Component data from apps and pages:
□ □ □ □

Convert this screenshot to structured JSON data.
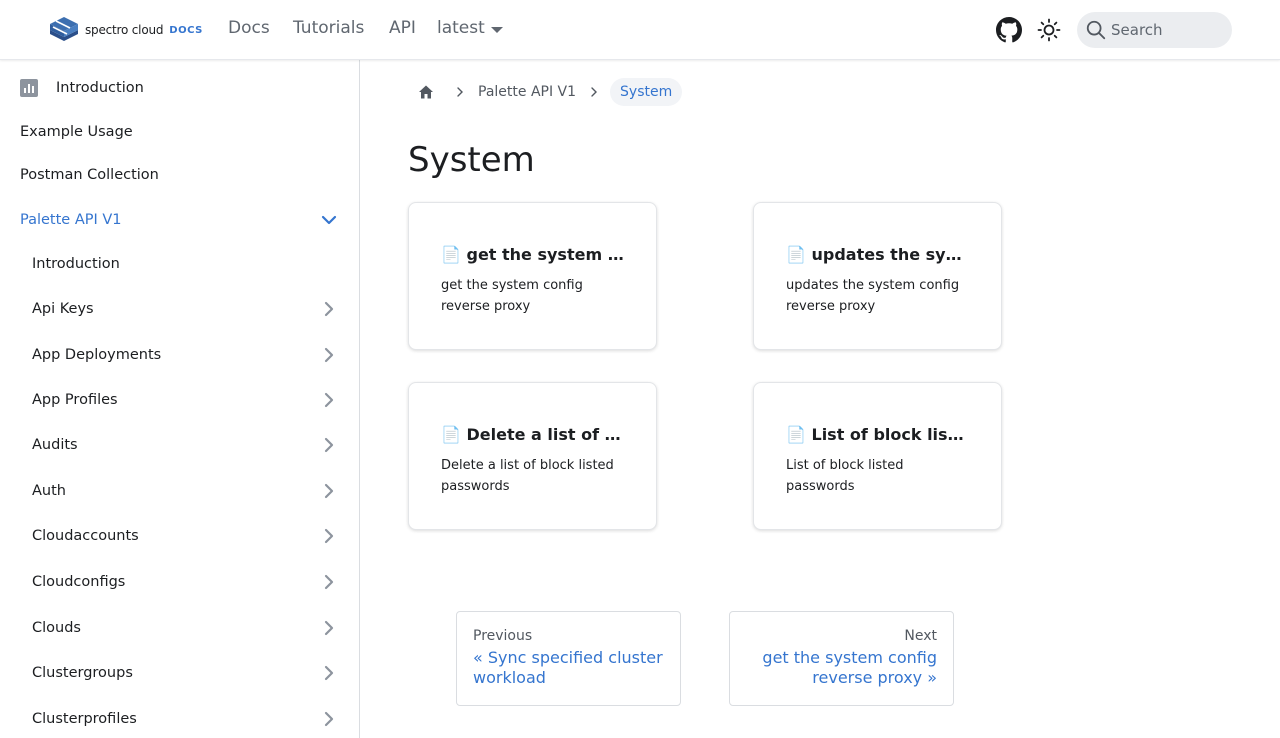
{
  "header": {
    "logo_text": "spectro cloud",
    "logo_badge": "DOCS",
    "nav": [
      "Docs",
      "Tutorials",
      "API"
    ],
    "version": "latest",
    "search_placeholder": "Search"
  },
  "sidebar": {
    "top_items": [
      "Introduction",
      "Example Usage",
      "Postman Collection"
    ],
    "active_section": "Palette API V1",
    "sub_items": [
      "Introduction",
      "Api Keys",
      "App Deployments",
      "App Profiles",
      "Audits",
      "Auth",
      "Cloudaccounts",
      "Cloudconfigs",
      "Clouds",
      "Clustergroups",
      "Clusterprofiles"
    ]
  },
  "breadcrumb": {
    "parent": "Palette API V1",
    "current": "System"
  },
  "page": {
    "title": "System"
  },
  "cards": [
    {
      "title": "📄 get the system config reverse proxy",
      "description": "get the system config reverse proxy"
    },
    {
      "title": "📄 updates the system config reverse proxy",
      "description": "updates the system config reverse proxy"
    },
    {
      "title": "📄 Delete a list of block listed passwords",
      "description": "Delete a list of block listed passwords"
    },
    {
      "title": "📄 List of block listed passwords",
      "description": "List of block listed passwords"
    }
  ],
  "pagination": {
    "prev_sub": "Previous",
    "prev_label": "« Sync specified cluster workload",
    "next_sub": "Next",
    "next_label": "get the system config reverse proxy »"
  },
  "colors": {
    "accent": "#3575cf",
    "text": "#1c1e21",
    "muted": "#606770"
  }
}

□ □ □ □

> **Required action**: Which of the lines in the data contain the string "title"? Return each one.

> **Solution for this problem**:
    "title": "System"
      "title": "📄 get the system config reverse proxy",
      "title": "📄 updates the system config reverse proxy",
      "title": "📄 Delete a list of block listed passwords",
      "title": "📄 List of block listed passwords",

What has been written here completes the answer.